Page and application data records
*** Block opens ***
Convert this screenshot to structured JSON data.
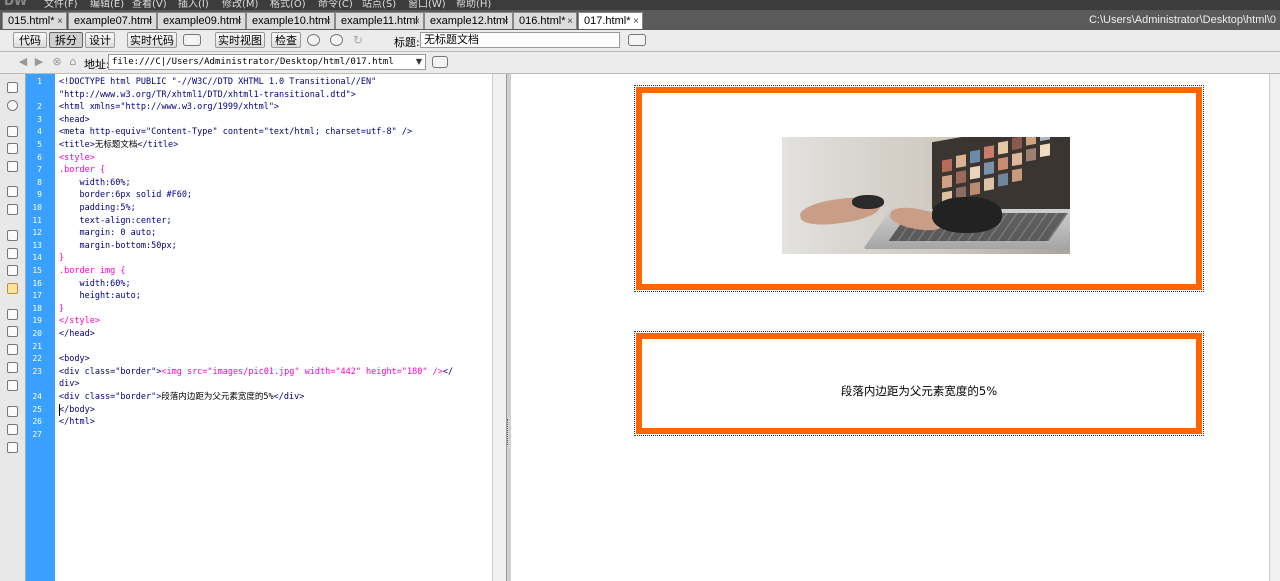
{
  "menubar": {
    "logo": "DW",
    "items": [
      "文件(F)",
      "编辑(E)",
      "查看(V)",
      "插入(I)",
      "修改(M)",
      "格式(O)",
      "命令(C)",
      "站点(S)",
      "窗口(W)",
      "帮助(H)"
    ]
  },
  "tabs": [
    "015.html*",
    "example07.html",
    "example09.html",
    "example10.html",
    "example11.html",
    "example12.html",
    "016.html*",
    "017.html*"
  ],
  "active_tab": "017.html*",
  "file_path": "C:\\Users\\Administrator\\Desktop\\html\\0",
  "toolbar": {
    "code_label": "代码",
    "split_label": "拆分",
    "design_label": "设计",
    "live_code_label": "实时代码",
    "live_view_label": "实时视图",
    "inspect_label": "检查",
    "title_label": "标题:",
    "title_value": "无标题文档"
  },
  "address": {
    "label": "地址:",
    "value": "file:///C|/Users/Administrator/Desktop/html/017.html"
  },
  "code_lines": [
    {
      "n": "1",
      "parts": [
        {
          "c": "t",
          "t": "<!DOCTYPE html PUBLIC \"-//W3C//DTD XHTML 1.0 Transitional//EN\""
        }
      ]
    },
    {
      "n": "",
      "parts": [
        {
          "c": "t",
          "t": "\"http://www.w3.org/TR/xhtml1/DTD/xhtml1-transitional.dtd\">"
        }
      ]
    },
    {
      "n": "2",
      "parts": [
        {
          "c": "t",
          "t": "<html xmlns=\"http://www.w3.org/1999/xhtml\">"
        }
      ]
    },
    {
      "n": "3",
      "parts": [
        {
          "c": "t",
          "t": "<head>"
        }
      ]
    },
    {
      "n": "4",
      "parts": [
        {
          "c": "t",
          "t": "<meta http-equiv=\"Content-Type\" content=\"text/html; charset=utf-8\" />"
        }
      ]
    },
    {
      "n": "5",
      "parts": [
        {
          "c": "t",
          "t": "<title>"
        },
        {
          "c": "",
          "t": "无标题文档"
        },
        {
          "c": "t",
          "t": "</title>"
        }
      ]
    },
    {
      "n": "6",
      "parts": [
        {
          "c": "c",
          "t": "<style>"
        }
      ]
    },
    {
      "n": "7",
      "parts": [
        {
          "c": "c",
          "t": ".border {"
        }
      ]
    },
    {
      "n": "8",
      "parts": [
        {
          "c": "t",
          "t": "    width:60%;"
        }
      ]
    },
    {
      "n": "9",
      "parts": [
        {
          "c": "t",
          "t": "    border:6px solid #F60;"
        }
      ]
    },
    {
      "n": "10",
      "parts": [
        {
          "c": "t",
          "t": "    padding:5%;"
        }
      ]
    },
    {
      "n": "11",
      "parts": [
        {
          "c": "t",
          "t": "    text-align:center;"
        }
      ]
    },
    {
      "n": "12",
      "parts": [
        {
          "c": "t",
          "t": "    margin: 0 auto;"
        }
      ]
    },
    {
      "n": "13",
      "parts": [
        {
          "c": "t",
          "t": "    margin-bottom:50px;"
        }
      ]
    },
    {
      "n": "14",
      "parts": [
        {
          "c": "c",
          "t": "}"
        }
      ]
    },
    {
      "n": "15",
      "parts": [
        {
          "c": "c",
          "t": ".border img {"
        }
      ]
    },
    {
      "n": "16",
      "parts": [
        {
          "c": "t",
          "t": "    width:60%;"
        }
      ]
    },
    {
      "n": "17",
      "parts": [
        {
          "c": "t",
          "t": "    height:auto;"
        }
      ]
    },
    {
      "n": "18",
      "parts": [
        {
          "c": "c",
          "t": "}"
        }
      ]
    },
    {
      "n": "19",
      "parts": [
        {
          "c": "c",
          "t": "</style>"
        }
      ]
    },
    {
      "n": "20",
      "parts": [
        {
          "c": "t",
          "t": "</head>"
        }
      ]
    },
    {
      "n": "21",
      "parts": [
        {
          "c": "",
          "t": ""
        }
      ]
    },
    {
      "n": "22",
      "parts": [
        {
          "c": "t",
          "t": "<body>"
        }
      ]
    },
    {
      "n": "23",
      "parts": [
        {
          "c": "t",
          "t": "<div class=\"border\">"
        },
        {
          "c": "c",
          "t": "<img src=\"images/pic01.jpg\" width=\"442\" height=\"180\" />"
        },
        {
          "c": "t",
          "t": "</"
        }
      ]
    },
    {
      "n": "",
      "parts": [
        {
          "c": "t",
          "t": "div>"
        }
      ]
    },
    {
      "n": "24",
      "parts": [
        {
          "c": "t",
          "t": "<div class=\"border\">"
        },
        {
          "c": "",
          "t": "段落内边距为父元素宽度的5%"
        },
        {
          "c": "t",
          "t": "</div>"
        }
      ]
    },
    {
      "n": "25",
      "parts": [
        {
          "c": "t",
          "t": "</body>"
        }
      ]
    },
    {
      "n": "26",
      "parts": [
        {
          "c": "t",
          "t": "</html>"
        }
      ]
    },
    {
      "n": "27",
      "parts": [
        {
          "c": "",
          "t": ""
        }
      ]
    }
  ],
  "design": {
    "caption": "段落内边距为父元素宽度的5%"
  }
}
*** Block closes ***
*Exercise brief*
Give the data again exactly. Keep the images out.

*Answer to this task*
Convert this screenshot to structured JSON data.
{
  "menubar": {
    "logo": "DW",
    "items": [
      "文件(F)",
      "编辑(E)",
      "查看(V)",
      "插入(I)",
      "修改(M)",
      "格式(O)",
      "命令(C)",
      "站点(S)",
      "窗口(W)",
      "帮助(H)"
    ]
  },
  "tabs": [
    "015.html*",
    "example07.html",
    "example09.html",
    "example10.html",
    "example11.html",
    "example12.html",
    "016.html*",
    "017.html*"
  ],
  "active_tab": "017.html*",
  "file_path": "C:\\Users\\Administrator\\Desktop\\html\\0",
  "toolbar": {
    "code_label": "代码",
    "split_label": "拆分",
    "design_label": "设计",
    "live_code_label": "实时代码",
    "live_view_label": "实时视图",
    "inspect_label": "检查",
    "title_label": "标题:",
    "title_value": "无标题文档"
  },
  "address": {
    "label": "地址:",
    "value": "file:///C|/Users/Administrator/Desktop/html/017.html"
  },
  "code_lines": [
    {
      "n": "1",
      "parts": [
        {
          "c": "t",
          "t": "<!DOCTYPE html PUBLIC \"-//W3C//DTD XHTML 1.0 Transitional//EN\""
        }
      ]
    },
    {
      "n": "",
      "parts": [
        {
          "c": "t",
          "t": "\"http://www.w3.org/TR/xhtml1/DTD/xhtml1-transitional.dtd\">"
        }
      ]
    },
    {
      "n": "2",
      "parts": [
        {
          "c": "t",
          "t": "<html xmlns=\"http://www.w3.org/1999/xhtml\">"
        }
      ]
    },
    {
      "n": "3",
      "parts": [
        {
          "c": "t",
          "t": "<head>"
        }
      ]
    },
    {
      "n": "4",
      "parts": [
        {
          "c": "t",
          "t": "<meta http-equiv=\"Content-Type\" content=\"text/html; charset=utf-8\" />"
        }
      ]
    },
    {
      "n": "5",
      "parts": [
        {
          "c": "t",
          "t": "<title>"
        },
        {
          "c": "",
          "t": "无标题文档"
        },
        {
          "c": "t",
          "t": "</title>"
        }
      ]
    },
    {
      "n": "6",
      "parts": [
        {
          "c": "c",
          "t": "<style>"
        }
      ]
    },
    {
      "n": "7",
      "parts": [
        {
          "c": "c",
          "t": ".border {"
        }
      ]
    },
    {
      "n": "8",
      "parts": [
        {
          "c": "t",
          "t": "    width:60%;"
        }
      ]
    },
    {
      "n": "9",
      "parts": [
        {
          "c": "t",
          "t": "    border:6px solid #F60;"
        }
      ]
    },
    {
      "n": "10",
      "parts": [
        {
          "c": "t",
          "t": "    padding:5%;"
        }
      ]
    },
    {
      "n": "11",
      "parts": [
        {
          "c": "t",
          "t": "    text-align:center;"
        }
      ]
    },
    {
      "n": "12",
      "parts": [
        {
          "c": "t",
          "t": "    margin: 0 auto;"
        }
      ]
    },
    {
      "n": "13",
      "parts": [
        {
          "c": "t",
          "t": "    margin-bottom:50px;"
        }
      ]
    },
    {
      "n": "14",
      "parts": [
        {
          "c": "c",
          "t": "}"
        }
      ]
    },
    {
      "n": "15",
      "parts": [
        {
          "c": "c",
          "t": ".border img {"
        }
      ]
    },
    {
      "n": "16",
      "parts": [
        {
          "c": "t",
          "t": "    width:60%;"
        }
      ]
    },
    {
      "n": "17",
      "parts": [
        {
          "c": "t",
          "t": "    height:auto;"
        }
      ]
    },
    {
      "n": "18",
      "parts": [
        {
          "c": "c",
          "t": "}"
        }
      ]
    },
    {
      "n": "19",
      "parts": [
        {
          "c": "c",
          "t": "</style>"
        }
      ]
    },
    {
      "n": "20",
      "parts": [
        {
          "c": "t",
          "t": "</head>"
        }
      ]
    },
    {
      "n": "21",
      "parts": [
        {
          "c": "",
          "t": ""
        }
      ]
    },
    {
      "n": "22",
      "parts": [
        {
          "c": "t",
          "t": "<body>"
        }
      ]
    },
    {
      "n": "23",
      "parts": [
        {
          "c": "t",
          "t": "<div class=\"border\">"
        },
        {
          "c": "c",
          "t": "<img src=\"images/pic01.jpg\" width=\"442\" height=\"180\" />"
        },
        {
          "c": "t",
          "t": "</"
        }
      ]
    },
    {
      "n": "",
      "parts": [
        {
          "c": "t",
          "t": "div>"
        }
      ]
    },
    {
      "n": "24",
      "parts": [
        {
          "c": "t",
          "t": "<div class=\"border\">"
        },
        {
          "c": "",
          "t": "段落内边距为父元素宽度的5%"
        },
        {
          "c": "t",
          "t": "</div>"
        }
      ]
    },
    {
      "n": "25",
      "parts": [
        {
          "c": "t",
          "t": "</body>"
        }
      ]
    },
    {
      "n": "26",
      "parts": [
        {
          "c": "t",
          "t": "</html>"
        }
      ]
    },
    {
      "n": "27",
      "parts": [
        {
          "c": "",
          "t": ""
        }
      ]
    }
  ],
  "design": {
    "caption": "段落内边距为父元素宽度的5%"
  }
}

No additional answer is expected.